§ **SOURCE DATA**
----
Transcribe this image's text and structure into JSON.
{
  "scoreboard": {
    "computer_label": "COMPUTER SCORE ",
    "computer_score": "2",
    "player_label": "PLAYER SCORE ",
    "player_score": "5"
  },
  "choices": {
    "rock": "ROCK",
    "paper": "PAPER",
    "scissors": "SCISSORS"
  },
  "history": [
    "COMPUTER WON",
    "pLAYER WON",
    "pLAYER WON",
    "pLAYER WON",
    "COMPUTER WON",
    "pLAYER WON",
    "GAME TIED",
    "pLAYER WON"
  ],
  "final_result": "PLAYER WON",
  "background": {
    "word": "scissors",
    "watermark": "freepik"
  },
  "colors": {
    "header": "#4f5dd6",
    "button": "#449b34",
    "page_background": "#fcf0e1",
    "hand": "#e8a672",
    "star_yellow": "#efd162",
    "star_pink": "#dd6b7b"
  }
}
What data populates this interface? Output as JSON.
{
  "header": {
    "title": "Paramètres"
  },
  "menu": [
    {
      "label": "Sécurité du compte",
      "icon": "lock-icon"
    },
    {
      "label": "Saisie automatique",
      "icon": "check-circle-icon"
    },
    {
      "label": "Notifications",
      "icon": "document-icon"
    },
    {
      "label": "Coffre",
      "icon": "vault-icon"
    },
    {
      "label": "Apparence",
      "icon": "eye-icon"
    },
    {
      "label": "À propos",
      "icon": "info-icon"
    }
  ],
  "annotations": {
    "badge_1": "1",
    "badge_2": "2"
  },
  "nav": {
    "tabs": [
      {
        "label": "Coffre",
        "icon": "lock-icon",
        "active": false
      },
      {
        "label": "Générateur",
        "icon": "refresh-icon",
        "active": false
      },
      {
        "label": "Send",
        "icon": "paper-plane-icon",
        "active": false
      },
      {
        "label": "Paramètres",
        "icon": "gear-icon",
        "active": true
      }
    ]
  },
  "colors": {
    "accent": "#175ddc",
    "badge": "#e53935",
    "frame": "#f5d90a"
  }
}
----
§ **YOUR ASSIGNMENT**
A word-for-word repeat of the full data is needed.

§ **ANSWER BOX**
Transcribe this image's text and structure into JSON.
{
  "scoreboard": {
    "computer_label": "COMPUTER SCORE ",
    "computer_score": "2",
    "player_label": "PLAYER SCORE ",
    "player_score": "5"
  },
  "choices": {
    "rock": "ROCK",
    "paper": "PAPER",
    "scissors": "SCISSORS"
  },
  "history": [
    "COMPUTER WON",
    "pLAYER WON",
    "pLAYER WON",
    "pLAYER WON",
    "COMPUTER WON",
    "pLAYER WON",
    "GAME TIED",
    "pLAYER WON"
  ],
  "final_result": "PLAYER WON",
  "background": {
    "word": "scissors",
    "watermark": "freepik"
  },
  "colors": {
    "header": "#4f5dd6",
    "button": "#449b34",
    "page_background": "#fcf0e1",
    "hand": "#e8a672",
    "star_yellow": "#efd162",
    "star_pink": "#dd6b7b"
  }
}
What data populates this interface? Output as JSON.
{
  "header": {
    "title": "Paramètres"
  },
  "menu": [
    {
      "label": "Sécurité du compte",
      "icon": "lock-icon"
    },
    {
      "label": "Saisie automatique",
      "icon": "check-circle-icon"
    },
    {
      "label": "Notifications",
      "icon": "document-icon"
    },
    {
      "label": "Coffre",
      "icon": "vault-icon"
    },
    {
      "label": "Apparence",
      "icon": "eye-icon"
    },
    {
      "label": "À propos",
      "icon": "info-icon"
    }
  ],
  "annotations": {
    "badge_1": "1",
    "badge_2": "2"
  },
  "nav": {
    "tabs": [
      {
        "label": "Coffre",
        "icon": "lock-icon",
        "active": false
      },
      {
        "label": "Générateur",
        "icon": "refresh-icon",
        "active": false
      },
      {
        "label": "Send",
        "icon": "paper-plane-icon",
        "active": false
      },
      {
        "label": "Paramètres",
        "icon": "gear-icon",
        "active": true
      }
    ]
  },
  "colors": {
    "accent": "#175ddc",
    "badge": "#e53935",
    "frame": "#f5d90a"
  }
}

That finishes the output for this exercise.